**RECORDS TO PROCESS:**

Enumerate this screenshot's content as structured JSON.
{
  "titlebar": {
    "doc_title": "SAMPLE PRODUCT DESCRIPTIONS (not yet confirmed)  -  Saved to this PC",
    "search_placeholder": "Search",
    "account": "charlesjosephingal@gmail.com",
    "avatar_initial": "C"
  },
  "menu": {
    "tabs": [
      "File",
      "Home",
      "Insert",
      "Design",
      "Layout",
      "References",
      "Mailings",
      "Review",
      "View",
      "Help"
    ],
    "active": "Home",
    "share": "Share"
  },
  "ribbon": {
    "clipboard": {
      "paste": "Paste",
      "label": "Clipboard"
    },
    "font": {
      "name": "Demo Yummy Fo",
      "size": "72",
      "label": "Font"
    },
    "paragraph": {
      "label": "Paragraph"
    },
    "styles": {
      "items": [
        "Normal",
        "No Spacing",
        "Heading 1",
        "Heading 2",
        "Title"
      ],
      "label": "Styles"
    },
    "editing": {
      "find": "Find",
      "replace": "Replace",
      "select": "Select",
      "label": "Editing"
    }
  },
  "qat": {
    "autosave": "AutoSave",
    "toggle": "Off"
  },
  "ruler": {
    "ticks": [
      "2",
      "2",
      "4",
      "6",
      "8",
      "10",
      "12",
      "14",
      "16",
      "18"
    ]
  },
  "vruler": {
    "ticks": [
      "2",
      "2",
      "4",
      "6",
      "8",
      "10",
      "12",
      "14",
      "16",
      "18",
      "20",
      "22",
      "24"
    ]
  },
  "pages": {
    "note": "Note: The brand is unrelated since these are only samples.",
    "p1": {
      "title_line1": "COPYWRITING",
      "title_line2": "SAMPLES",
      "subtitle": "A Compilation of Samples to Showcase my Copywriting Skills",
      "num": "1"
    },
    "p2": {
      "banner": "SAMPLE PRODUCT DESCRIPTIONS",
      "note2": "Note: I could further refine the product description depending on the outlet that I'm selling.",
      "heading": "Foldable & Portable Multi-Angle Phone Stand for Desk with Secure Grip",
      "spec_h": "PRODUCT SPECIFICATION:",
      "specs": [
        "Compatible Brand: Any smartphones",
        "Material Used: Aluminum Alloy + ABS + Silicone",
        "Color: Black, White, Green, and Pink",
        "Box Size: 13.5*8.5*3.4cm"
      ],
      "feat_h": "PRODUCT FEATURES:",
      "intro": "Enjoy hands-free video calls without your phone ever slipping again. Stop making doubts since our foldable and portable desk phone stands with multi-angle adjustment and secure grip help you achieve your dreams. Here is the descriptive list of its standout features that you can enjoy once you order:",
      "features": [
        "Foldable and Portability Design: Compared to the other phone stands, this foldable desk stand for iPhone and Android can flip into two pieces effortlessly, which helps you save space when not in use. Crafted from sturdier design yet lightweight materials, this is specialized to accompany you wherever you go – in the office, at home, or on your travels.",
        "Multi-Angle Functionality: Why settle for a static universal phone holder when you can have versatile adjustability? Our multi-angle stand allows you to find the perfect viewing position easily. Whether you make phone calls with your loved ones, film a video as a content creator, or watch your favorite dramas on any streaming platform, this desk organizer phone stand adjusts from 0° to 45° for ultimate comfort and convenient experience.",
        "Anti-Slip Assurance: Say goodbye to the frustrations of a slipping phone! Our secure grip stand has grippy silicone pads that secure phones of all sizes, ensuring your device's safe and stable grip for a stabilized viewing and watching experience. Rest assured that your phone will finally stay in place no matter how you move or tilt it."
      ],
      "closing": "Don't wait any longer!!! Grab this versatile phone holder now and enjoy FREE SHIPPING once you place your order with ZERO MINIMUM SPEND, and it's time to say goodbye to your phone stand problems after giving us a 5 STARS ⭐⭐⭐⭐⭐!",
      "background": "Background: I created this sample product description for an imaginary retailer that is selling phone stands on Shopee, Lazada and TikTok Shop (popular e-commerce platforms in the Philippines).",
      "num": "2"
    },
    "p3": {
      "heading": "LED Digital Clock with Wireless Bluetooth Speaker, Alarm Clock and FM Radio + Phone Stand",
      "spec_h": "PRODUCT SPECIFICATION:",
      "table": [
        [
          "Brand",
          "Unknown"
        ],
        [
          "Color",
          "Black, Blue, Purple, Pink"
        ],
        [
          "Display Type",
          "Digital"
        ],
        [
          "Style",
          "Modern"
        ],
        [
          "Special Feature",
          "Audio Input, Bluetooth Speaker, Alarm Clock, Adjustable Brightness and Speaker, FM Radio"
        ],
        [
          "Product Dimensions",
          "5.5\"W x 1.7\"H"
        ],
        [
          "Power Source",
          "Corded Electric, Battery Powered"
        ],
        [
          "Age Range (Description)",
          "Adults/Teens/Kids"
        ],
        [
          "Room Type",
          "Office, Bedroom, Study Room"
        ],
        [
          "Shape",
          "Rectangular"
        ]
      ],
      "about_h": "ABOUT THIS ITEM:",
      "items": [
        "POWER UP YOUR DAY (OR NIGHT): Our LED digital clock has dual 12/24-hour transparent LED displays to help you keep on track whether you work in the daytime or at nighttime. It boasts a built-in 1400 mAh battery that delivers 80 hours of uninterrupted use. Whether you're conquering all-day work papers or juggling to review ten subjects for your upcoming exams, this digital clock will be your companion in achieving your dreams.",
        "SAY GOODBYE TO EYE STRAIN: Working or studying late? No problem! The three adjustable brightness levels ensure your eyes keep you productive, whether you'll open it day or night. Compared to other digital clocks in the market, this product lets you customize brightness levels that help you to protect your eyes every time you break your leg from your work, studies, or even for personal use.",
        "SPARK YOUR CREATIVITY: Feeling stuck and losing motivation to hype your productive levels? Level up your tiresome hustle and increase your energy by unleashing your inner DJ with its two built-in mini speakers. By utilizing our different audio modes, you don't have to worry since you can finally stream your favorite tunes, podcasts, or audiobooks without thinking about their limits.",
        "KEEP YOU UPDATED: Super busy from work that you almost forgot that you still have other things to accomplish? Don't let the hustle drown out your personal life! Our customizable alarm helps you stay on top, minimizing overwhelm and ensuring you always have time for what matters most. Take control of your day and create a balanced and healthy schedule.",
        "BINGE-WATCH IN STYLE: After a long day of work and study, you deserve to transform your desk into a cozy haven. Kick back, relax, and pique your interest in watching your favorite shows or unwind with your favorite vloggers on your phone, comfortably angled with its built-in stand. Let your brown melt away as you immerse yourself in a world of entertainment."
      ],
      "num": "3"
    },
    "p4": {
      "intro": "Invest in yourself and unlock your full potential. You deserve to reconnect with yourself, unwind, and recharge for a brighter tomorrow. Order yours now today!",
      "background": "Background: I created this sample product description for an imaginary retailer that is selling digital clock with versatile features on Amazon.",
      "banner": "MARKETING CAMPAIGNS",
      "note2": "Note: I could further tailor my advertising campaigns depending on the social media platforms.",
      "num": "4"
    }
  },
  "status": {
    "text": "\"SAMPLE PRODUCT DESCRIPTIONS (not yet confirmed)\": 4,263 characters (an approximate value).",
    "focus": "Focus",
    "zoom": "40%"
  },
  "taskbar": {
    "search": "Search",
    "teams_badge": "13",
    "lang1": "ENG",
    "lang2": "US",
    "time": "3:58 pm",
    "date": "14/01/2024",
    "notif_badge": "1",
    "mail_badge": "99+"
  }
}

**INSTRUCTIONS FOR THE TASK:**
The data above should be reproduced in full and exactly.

**RESULT OF THE EXERCISE:**
Enumerate this screenshot's content as structured JSON.
{
  "titlebar": {
    "doc_title": "SAMPLE PRODUCT DESCRIPTIONS (not yet confirmed)  -  Saved to this PC",
    "search_placeholder": "Search",
    "account": "charlesjosephingal@gmail.com",
    "avatar_initial": "C"
  },
  "menu": {
    "tabs": [
      "File",
      "Home",
      "Insert",
      "Design",
      "Layout",
      "References",
      "Mailings",
      "Review",
      "View",
      "Help"
    ],
    "active": "Home",
    "share": "Share"
  },
  "ribbon": {
    "clipboard": {
      "paste": "Paste",
      "label": "Clipboard"
    },
    "font": {
      "name": "Demo Yummy Fo",
      "size": "72",
      "label": "Font"
    },
    "paragraph": {
      "label": "Paragraph"
    },
    "styles": {
      "items": [
        "Normal",
        "No Spacing",
        "Heading 1",
        "Heading 2",
        "Title"
      ],
      "label": "Styles"
    },
    "editing": {
      "find": "Find",
      "replace": "Replace",
      "select": "Select",
      "label": "Editing"
    }
  },
  "qat": {
    "autosave": "AutoSave",
    "toggle": "Off"
  },
  "ruler": {
    "ticks": [
      "2",
      "2",
      "4",
      "6",
      "8",
      "10",
      "12",
      "14",
      "16",
      "18"
    ]
  },
  "vruler": {
    "ticks": [
      "2",
      "2",
      "4",
      "6",
      "8",
      "10",
      "12",
      "14",
      "16",
      "18",
      "20",
      "22",
      "24"
    ]
  },
  "pages": {
    "note": "Note: The brand is unrelated since these are only samples.",
    "p1": {
      "title_line1": "COPYWRITING",
      "title_line2": "SAMPLES",
      "subtitle": "A Compilation of Samples to Showcase my Copywriting Skills",
      "num": "1"
    },
    "p2": {
      "banner": "SAMPLE PRODUCT DESCRIPTIONS",
      "note2": "Note: I could further refine the product description depending on the outlet that I'm selling.",
      "heading": "Foldable & Portable Multi-Angle Phone Stand for Desk with Secure Grip",
      "spec_h": "PRODUCT SPECIFICATION:",
      "specs": [
        "Compatible Brand: Any smartphones",
        "Material Used: Aluminum Alloy + ABS + Silicone",
        "Color: Black, White, Green, and Pink",
        "Box Size: 13.5*8.5*3.4cm"
      ],
      "feat_h": "PRODUCT FEATURES:",
      "intro": "Enjoy hands-free video calls without your phone ever slipping again. Stop making doubts since our foldable and portable desk phone stands with multi-angle adjustment and secure grip help you achieve your dreams. Here is the descriptive list of its standout features that you can enjoy once you order:",
      "features": [
        "Foldable and Portability Design: Compared to the other phone stands, this foldable desk stand for iPhone and Android can flip into two pieces effortlessly, which helps you save space when not in use. Crafted from sturdier design yet lightweight materials, this is specialized to accompany you wherever you go – in the office, at home, or on your travels.",
        "Multi-Angle Functionality: Why settle for a static universal phone holder when you can have versatile adjustability? Our multi-angle stand allows you to find the perfect viewing position easily. Whether you make phone calls with your loved ones, film a video as a content creator, or watch your favorite dramas on any streaming platform, this desk organizer phone stand adjusts from 0° to 45° for ultimate comfort and convenient experience.",
        "Anti-Slip Assurance: Say goodbye to the frustrations of a slipping phone! Our secure grip stand has grippy silicone pads that secure phones of all sizes, ensuring your device's safe and stable grip for a stabilized viewing and watching experience. Rest assured that your phone will finally stay in place no matter how you move or tilt it."
      ],
      "closing": "Don't wait any longer!!! Grab this versatile phone holder now and enjoy FREE SHIPPING once you place your order with ZERO MINIMUM SPEND, and it's time to say goodbye to your phone stand problems after giving us a 5 STARS ⭐⭐⭐⭐⭐!",
      "background": "Background: I created this sample product description for an imaginary retailer that is selling phone stands on Shopee, Lazada and TikTok Shop (popular e-commerce platforms in the Philippines).",
      "num": "2"
    },
    "p3": {
      "heading": "LED Digital Clock with Wireless Bluetooth Speaker, Alarm Clock and FM Radio + Phone Stand",
      "spec_h": "PRODUCT SPECIFICATION:",
      "table": [
        [
          "Brand",
          "Unknown"
        ],
        [
          "Color",
          "Black, Blue, Purple, Pink"
        ],
        [
          "Display Type",
          "Digital"
        ],
        [
          "Style",
          "Modern"
        ],
        [
          "Special Feature",
          "Audio Input, Bluetooth Speaker, Alarm Clock, Adjustable Brightness and Speaker, FM Radio"
        ],
        [
          "Product Dimensions",
          "5.5\"W x 1.7\"H"
        ],
        [
          "Power Source",
          "Corded Electric, Battery Powered"
        ],
        [
          "Age Range (Description)",
          "Adults/Teens/Kids"
        ],
        [
          "Room Type",
          "Office, Bedroom, Study Room"
        ],
        [
          "Shape",
          "Rectangular"
        ]
      ],
      "about_h": "ABOUT THIS ITEM:",
      "items": [
        "POWER UP YOUR DAY (OR NIGHT): Our LED digital clock has dual 12/24-hour transparent LED displays to help you keep on track whether you work in the daytime or at nighttime. It boasts a built-in 1400 mAh battery that delivers 80 hours of uninterrupted use. Whether you're conquering all-day work papers or juggling to review ten subjects for your upcoming exams, this digital clock will be your companion in achieving your dreams.",
        "SAY GOODBYE TO EYE STRAIN: Working or studying late? No problem! The three adjustable brightness levels ensure your eyes keep you productive, whether you'll open it day or night. Compared to other digital clocks in the market, this product lets you customize brightness levels that help you to protect your eyes every time you break your leg from your work, studies, or even for personal use.",
        "SPARK YOUR CREATIVITY: Feeling stuck and losing motivation to hype your productive levels? Level up your tiresome hustle and increase your energy by unleashing your inner DJ with its two built-in mini speakers. By utilizing our different audio modes, you don't have to worry since you can finally stream your favorite tunes, podcasts, or audiobooks without thinking about their limits.",
        "KEEP YOU UPDATED: Super busy from work that you almost forgot that you still have other things to accomplish? Don't let the hustle drown out your personal life! Our customizable alarm helps you stay on top, minimizing overwhelm and ensuring you always have time for what matters most. Take control of your day and create a balanced and healthy schedule.",
        "BINGE-WATCH IN STYLE: After a long day of work and study, you deserve to transform your desk into a cozy haven. Kick back, relax, and pique your interest in watching your favorite shows or unwind with your favorite vloggers on your phone, comfortably angled with its built-in stand. Let your brown melt away as you immerse yourself in a world of entertainment."
      ],
      "num": "3"
    },
    "p4": {
      "intro": "Invest in yourself and unlock your full potential. You deserve to reconnect with yourself, unwind, and recharge for a brighter tomorrow. Order yours now today!",
      "background": "Background: I created this sample product description for an imaginary retailer that is selling digital clock with versatile features on Amazon.",
      "banner": "MARKETING CAMPAIGNS",
      "note2": "Note: I could further tailor my advertising campaigns depending on the social media platforms.",
      "num": "4"
    }
  },
  "status": {
    "text": "\"SAMPLE PRODUCT DESCRIPTIONS (not yet confirmed)\": 4,263 characters (an approximate value).",
    "focus": "Focus",
    "zoom": "40%"
  },
  "taskbar": {
    "search": "Search",
    "teams_badge": "13",
    "lang1": "ENG",
    "lang2": "US",
    "time": "3:58 pm",
    "date": "14/01/2024",
    "notif_badge": "1",
    "mail_badge": "99+"
  }
}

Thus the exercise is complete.